If you can trust the weather report, it’s supposed to be a sunny day, albeit a cold one tomorrow.  We are definitely heading out, most probably to another English Heritage or National Trust property.  That’s one of the reasons why we keep our membership with both of them, it’s so handy to have, especially down here in Cornwall for day trips with little ones like this one.

Have a lovely weekend folks!


Our Last 2015 Walk on the Headland

We’ve been having really bad weather lately.  In fact, it is flooded in some parts of England and Scotland.  For those who are in the UK, hope you are all safe and dry.

When the rain stops, its best to head out or else you’ll end up stuck in your home and end up having cabin fever, especially when you have a dog.  And that’s precisely what we did a few days before the new year.

We bundled up, even though it has been relatively a mild winter, up in the headland though, it is always breezy.  A wooly hat, scarf and wellies are a must!

And sometimes, just sometimes, I have to drag little T along, especially when she claims to be tired.

And in the next minute, full of energy, running around like a loony just like her dog saying,  “I’m being blown by the wind!” 

And then giggles, as she drops her hat.

 What about you?

Have you been up and about this holiday break?

Off the Leash: An Autumn Walk with Doc

Our little village by the sea is quietening down.  Tourist season is over, although when the weather is fine like last week, you’ll still see a few of them roaming around the headland.  But there is no doubt, summer has indeed faded into oblivion.  Hello autumn!

The closing of the tourist season is good news for our over-excitable, over-eager not-so-little bundle of fur and neurosis doggie called Doc.  This means he can finally go off-leash again after the few unhappy incidents we’ve had since getting him from the kennel a month ago.

And now he’s free to roam the headland again, sniffing, running around like a loony, finding the most disgusting smell he can find and rolling on it.

He is at his happiest when set free to run like the wind!  And since the stitches are now mostly empty, I can let him off leash without worrying that he might jump on poor unsuspecting tourists.  Doc is free.

As I am too and happy to snap away at the evidence all around me that summer has definitely packed its bags and left us with its remains of wild flowers that used to stand so proud with its vibrant colours now looking withered and sad.

Where has the brightness gone?

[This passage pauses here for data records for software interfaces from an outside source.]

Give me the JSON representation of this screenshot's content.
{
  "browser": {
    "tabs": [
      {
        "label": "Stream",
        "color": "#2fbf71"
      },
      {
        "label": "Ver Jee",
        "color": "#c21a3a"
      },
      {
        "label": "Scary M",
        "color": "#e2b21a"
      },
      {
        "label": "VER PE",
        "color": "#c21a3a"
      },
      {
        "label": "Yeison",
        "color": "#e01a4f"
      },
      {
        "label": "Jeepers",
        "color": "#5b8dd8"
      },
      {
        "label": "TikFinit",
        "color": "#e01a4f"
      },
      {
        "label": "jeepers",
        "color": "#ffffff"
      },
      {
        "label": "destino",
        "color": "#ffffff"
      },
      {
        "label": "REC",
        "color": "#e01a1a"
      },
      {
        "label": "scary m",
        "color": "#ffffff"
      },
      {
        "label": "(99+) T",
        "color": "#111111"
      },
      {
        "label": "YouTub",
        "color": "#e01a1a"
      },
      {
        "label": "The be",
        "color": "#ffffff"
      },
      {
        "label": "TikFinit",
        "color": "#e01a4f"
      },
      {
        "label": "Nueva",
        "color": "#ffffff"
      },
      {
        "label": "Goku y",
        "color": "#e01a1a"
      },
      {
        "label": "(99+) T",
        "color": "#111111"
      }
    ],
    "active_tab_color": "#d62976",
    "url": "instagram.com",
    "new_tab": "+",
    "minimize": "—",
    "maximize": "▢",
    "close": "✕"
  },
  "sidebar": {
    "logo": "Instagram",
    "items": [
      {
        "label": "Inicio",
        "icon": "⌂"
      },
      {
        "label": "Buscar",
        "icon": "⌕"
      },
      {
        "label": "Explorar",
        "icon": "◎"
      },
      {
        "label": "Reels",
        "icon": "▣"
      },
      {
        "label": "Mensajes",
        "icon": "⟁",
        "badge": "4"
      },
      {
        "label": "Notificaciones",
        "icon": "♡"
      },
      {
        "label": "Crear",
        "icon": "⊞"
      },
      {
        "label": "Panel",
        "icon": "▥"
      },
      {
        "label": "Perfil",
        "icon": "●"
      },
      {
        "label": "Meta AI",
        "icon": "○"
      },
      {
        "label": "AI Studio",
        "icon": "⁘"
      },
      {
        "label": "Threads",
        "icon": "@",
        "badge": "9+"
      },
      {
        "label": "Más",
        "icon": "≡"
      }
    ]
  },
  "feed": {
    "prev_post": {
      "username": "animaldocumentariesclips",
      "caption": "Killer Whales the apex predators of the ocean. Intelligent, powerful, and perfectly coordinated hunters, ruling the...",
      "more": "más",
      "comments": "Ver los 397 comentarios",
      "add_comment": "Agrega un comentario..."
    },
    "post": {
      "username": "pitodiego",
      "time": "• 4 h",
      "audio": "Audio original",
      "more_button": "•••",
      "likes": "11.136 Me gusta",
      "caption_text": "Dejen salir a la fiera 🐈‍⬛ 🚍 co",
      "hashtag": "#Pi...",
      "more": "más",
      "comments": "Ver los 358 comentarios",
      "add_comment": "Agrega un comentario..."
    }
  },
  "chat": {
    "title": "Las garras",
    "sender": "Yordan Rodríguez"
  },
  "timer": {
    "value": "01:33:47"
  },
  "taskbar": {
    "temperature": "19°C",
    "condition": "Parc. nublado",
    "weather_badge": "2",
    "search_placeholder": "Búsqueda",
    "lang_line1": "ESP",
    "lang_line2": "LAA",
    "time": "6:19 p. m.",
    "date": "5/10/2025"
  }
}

And we’re left instead with every shade of grey and brown.

But autumn can be pretty too with its leaves turning golden before the winter days set it in.

For now though, Doc is happy to hear the sound of autumn leaves squelching under his paws.  As for me, I’m just glad that he is happy too.

What do you love about autumn/fall?